“Everyone” knows where Berlin is, too. But THEY still say they’re from Germany. And if anyone is more efficient than people from the U.S., it’s people from Germany. 😉

glen January 23, 2021 - 1:28 pm

The smiling thing is hilarious! Now I know….

Kilburnflyer January 23, 2021 - 6:10 pm

Volume of voice is bang on (nature’s megaphone)

Other tell tale signs are brandless white trainers/stonewash jeans and a propensity to wear golf/polo shirts that are one size too large

Jason February 9, 2021 - 5:09 pm

LOL, it’s all perspective mate. I see many Euros wear polos with the massive, massive Polo logo, collar up, that appear to have been taken from their young son’s wardrobe, much too tight on the body. What’s right for you may certainly be too small for others!

Kay Dee January 23, 2021 - 6:18 pm

Totally agree on the shoes.. But also, our teeth give us away. Not only do many of us visit a dentist every six months but orthodontia is important to many parents. Our big smiles show off our nice teeth.

ShawnVW January 25, 2021 - 12:07 am

I think the opposite happened to me. I was on a bus in Barbados when a friendly White fellow asked me if I knew what stop he should get off. I assume he thought I was a local (because I’m Black). I never got the sense that the REAL locals would mistake me!

jsn55 January 29, 2021 - 4:09 pm

We were having breakfast in a gorgeous room kinda like a greenhouse in a French country hotel. After a few minutes, we both looked around to see if we were the only diners … because nobody was making any noise. The room was full and everyone was murmuring to each other. It was wonderful. Americans are LOUD. Oh my, how I wish travellers anywhere would get a clue. We’re sharing space. Pipe down!

Stephen J Herzfeld January 30, 2021 - 10:45 am

We were at the train station in Versailles getting on a train to Paris when some young people stopped us and asked in French which train to Paris.
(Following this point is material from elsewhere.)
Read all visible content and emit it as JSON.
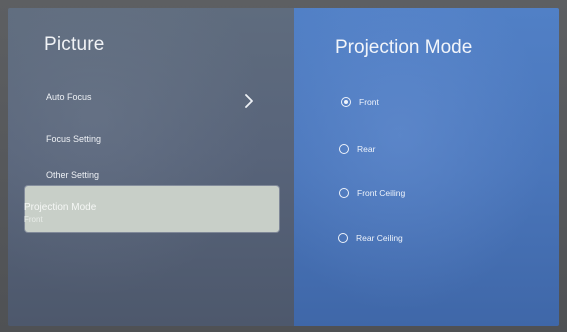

In my limited French, I said en Anglais s’il vous plait. They immediately changed to English, asked the question to which I pointed out the right train. I guess we weren’t identified as Americans.

Tony N October 3, 2022 - 1:09 am

I’m originally from Canada but turned from ‘alien’ to naturalized citizen living in the USA. And when I heard of the word ‘restroom,’ I figured, hmm, it must be a place where you go ‘rest.’ I mean, that sounds logical.

glen October 3, 2022 - 10:51 am

The “Sweet Caroline” thing is hilarious !

JohnB October 3, 2022 - 3:01 pm

Yes Americans are loud, but the article is about non-verbal clues…shoes yes, glasses definitely, and clothing styles/brands. While skiing, if you see a person wearing Columbia, Patagonia, Marmot, LL Bean, REI, North Face and Arc’teryx clothing or wearing Scott or Smith snow goggles, you are instantly recognized as an American. Americans wear shorts everywhere. Most foreigners do not wear shorts everywhere. Another clue-big smartphones, not the brand, but the size.

robbo October 7, 2022 - 3:09 am

I just listen out, SO LOUD!

kingcarp49 October 11, 2022 - 7:45 am

Americans are not loud. Just sit with a group of Chinese then you will know who is loud.

SharonKurheg October 11, 2022 - 8:25 am

It’s not all or nothing. We Americans are loud. Some other demographic groups are also loud. But we were talking about Americans. And yeah…we’re loud. 😉


Leave a Comment